Hertzberg, perhaps fearing a deadlocked Democratic convention that leaves the party disillusioned and angry, can only hope McCain would make such a mistake. In fairness, Hertzberg’s argument isn’t entirely facetious: at face value, a GOP ticket of two white guys won’t capture the mantra of “change” competing against the Democrats’ historic presidential nomination of a charismatic black man or woman. But Rice, inextricably linked with Bush, who’s never held elective office and is single, would be a desperate example of tokenism. It’d be swell if the GOP did have a compelling black or female veep possibility, but Elizabeth Dole and Kay Bailey Hutchinson (ludicrously suggested by some) don’t conjure up images of Margaret Thatcher.

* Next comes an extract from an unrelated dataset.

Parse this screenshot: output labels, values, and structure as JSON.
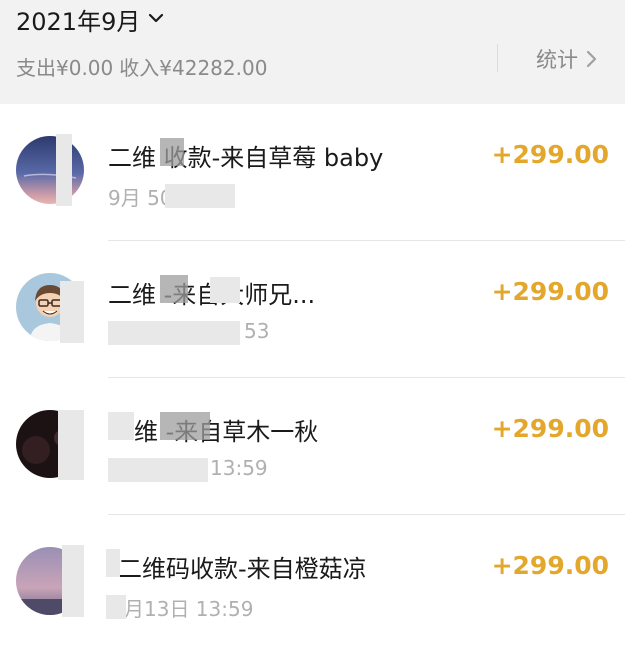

Had Maryland’s Michael Steele prevailed in his ’06 senate race against Ben Cardin, he’d be an inspiring number two for McCain. But he didn’t, so scratch him off the list.
Bobby Jindal, the popular new governor of Louisiana, has attracted some attention as well, and, in an ideal political universe he’d make a lot of sense. Jindal has the endorsement of conservative writer James P. Lucier, who recently gushed in The American Spectator: “Mr. Jindal can balance the ticket. At 36, he has the accomplishments you would expect at 47. Mr. Obama, at 47, has the accomplishments you would expect at 36.” Lucier claims that, as the son of immigrants from India, who converted to Roman Catholicism in high school, Jindal would appeal to minorities across the country.

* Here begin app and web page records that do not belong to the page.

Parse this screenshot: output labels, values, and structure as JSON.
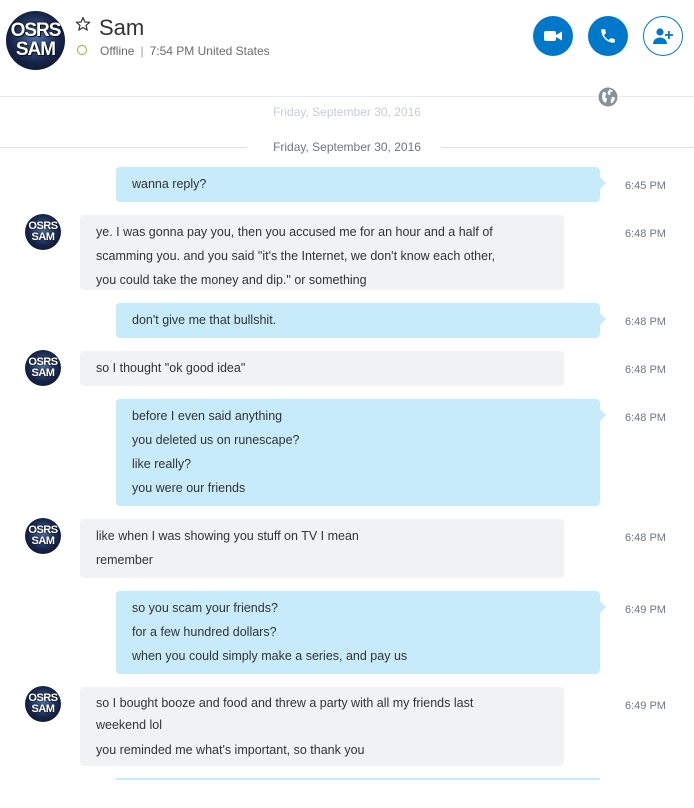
{
  "header": {
    "avatar_text": [
      "OSRS",
      "SAM"
    ],
    "contact_name": "Sam",
    "status": "Offline",
    "local_time": "7:54 PM United States",
    "buttons": {
      "video": "video-call",
      "call": "audio-call",
      "add": "add-participant"
    }
  },
  "conversation": {
    "previous_date": "Friday, September 30, 2016",
    "date_divider": "Friday, September 30, 2016",
    "messages": [
      {
        "direction": "out",
        "lines": [
          "wanna reply?"
        ],
        "time": "6:45 PM"
      },
      {
        "direction": "in",
        "lines": [
          "ye. I was gonna pay you, then you accused me for an hour and a half of",
          "scamming you. and you said \"it's the Internet, we don't know each other,",
          "you could take the money and dip.\" or something"
        ],
        "time": "6:48 PM"
      },
      {
        "direction": "out",
        "lines": [
          "don't give me that bullshit."
        ],
        "time": "6:48 PM"
      },
      {
        "direction": "in",
        "lines": [
          "so I thought \"ok good idea\""
        ],
        "time": "6:48 PM"
      },
      {
        "direction": "out",
        "lines": [
          "before I even said anything",
          "you deleted us on runescape?",
          "like really?",
          "you were our friends"
        ],
        "time": "6:48 PM"
      },
      {
        "direction": "in",
        "lines": [
          "like when I was showing you stuff on TV I mean",
          "remember"
        ],
        "time": "6:48 PM"
      },
      {
        "direction": "out",
        "lines": [
          "so you scam your friends?",
          "for a few hundred dollars?",
          "when you could simply make a series, and pay us"
        ],
        "time": "6:49 PM"
      },
      {
        "direction": "in",
        "lines": [
          "so I bought booze and food and threw a party with all my friends last",
          "weekend lol",
          "you reminded me what's important, so thank you"
        ],
        "time": "6:49 PM"
      }
    ]
  },
  "colors": {
    "accent": "#0078ca",
    "outgoing_bubble": "#c7ebfb",
    "incoming_bubble": "#f0f2f5",
    "status_offline": "#8ab32f"
  }
}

Maybe, but probably not. The politics of Louisiana are very strange—not to disparage Jindal, who gives all indications of being an excellent public servant—and not reflective of the Deep South as a whole, a region where McCain can’t afford to lose a single state. Pardon the indelicacy, but a certain percentage of Southerners—in fact, Americans in general—can’t abide either an African- or Indian-American given access to a tremendous amount of power. And besides, the fact that Jindal’s not yet 40 could be as big as a detriment as McCain’s age of 71.

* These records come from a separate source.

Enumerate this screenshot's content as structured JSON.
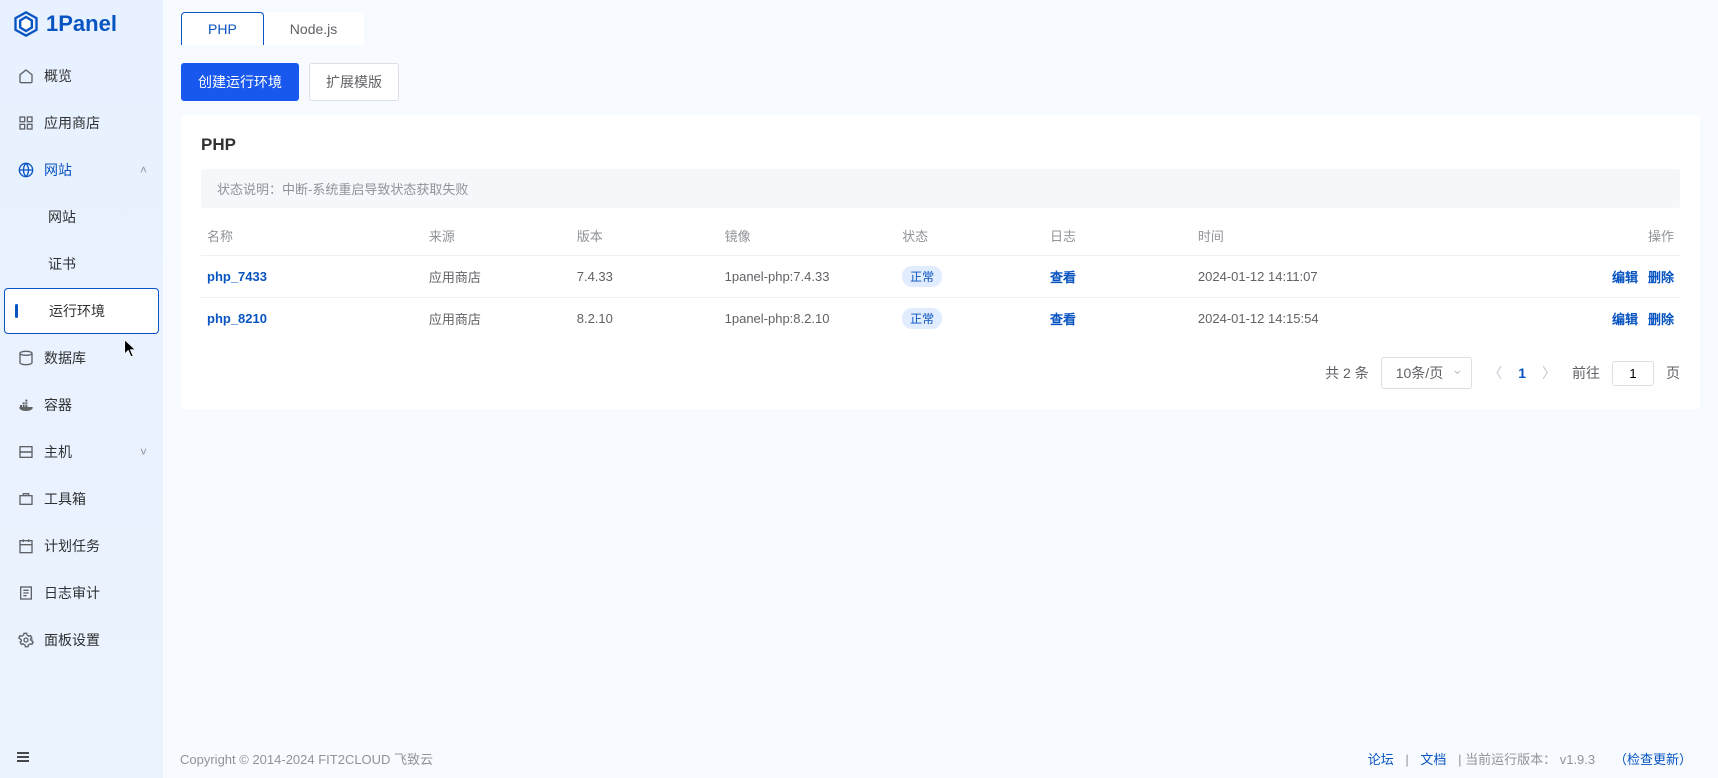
{
  "brand": "1Panel",
  "sidebar": {
    "items": [
      {
        "label": "概览"
      },
      {
        "label": "应用商店"
      },
      {
        "label": "网站"
      },
      {
        "label": "数据库"
      },
      {
        "label": "容器"
      },
      {
        "label": "主机"
      },
      {
        "label": "工具箱"
      },
      {
        "label": "计划任务"
      },
      {
        "label": "日志审计"
      },
      {
        "label": "面板设置"
      }
    ],
    "website_children": [
      {
        "label": "网站"
      },
      {
        "label": "证书"
      },
      {
        "label": "运行环境"
      }
    ]
  },
  "tabs": [
    {
      "label": "PHP"
    },
    {
      "label": "Node.js"
    }
  ],
  "toolbar": {
    "create": "创建运行环境",
    "ext": "扩展模版"
  },
  "card": {
    "title": "PHP",
    "alert": "状态说明：中断-系统重启导致状态获取失败"
  },
  "columns": {
    "name": "名称",
    "source": "来源",
    "version": "版本",
    "image": "镜像",
    "status": "状态",
    "log": "日志",
    "time": "时间",
    "ops": "操作"
  },
  "rows": [
    {
      "name": "php_7433",
      "source": "应用商店",
      "version": "7.4.33",
      "image": "1panel-php:7.4.33",
      "status": "正常",
      "log": "查看",
      "time": "2024-01-12 14:11:07"
    },
    {
      "name": "php_8210",
      "source": "应用商店",
      "version": "8.2.10",
      "image": "1panel-php:8.2.10",
      "status": "正常",
      "log": "查看",
      "time": "2024-01-12 14:15:54"
    }
  ],
  "row_ops": {
    "edit": "编辑",
    "del": "删除"
  },
  "pager": {
    "total": "共 2 条",
    "size": "10条/页",
    "current": "1",
    "goto_label": "前往",
    "goto_value": "1",
    "page_unit": "页"
  },
  "footer": {
    "copyright": "Copyright © 2014-2024 FIT2CLOUD 飞致云",
    "forum": "论坛",
    "docs": "文档",
    "sep": "|",
    "ver_label": "当前运行版本：",
    "ver": "v1.9.3",
    "check": "（检查更新）"
  }
}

McCain doesn’t need to be cute about his running mate. South Carolina’s Sen. Mark Sanford is a conservative who’d help quell the GOP’s doubts about the “maverick” who inexplicably won the presidential nomination. Tim Pawlenty, governor of Minnesota, might actually put some upper Midwest blue states in play for McCain and he’s also young and popular within the party. Undoubtedly it rubs McCain the wrong way to be predictable—one can only hope that Sen. Joe Lieberman doesn’t get the nod—but with the odds against his victory already prohibitive he doesn’t have the luxury of creativity on this score.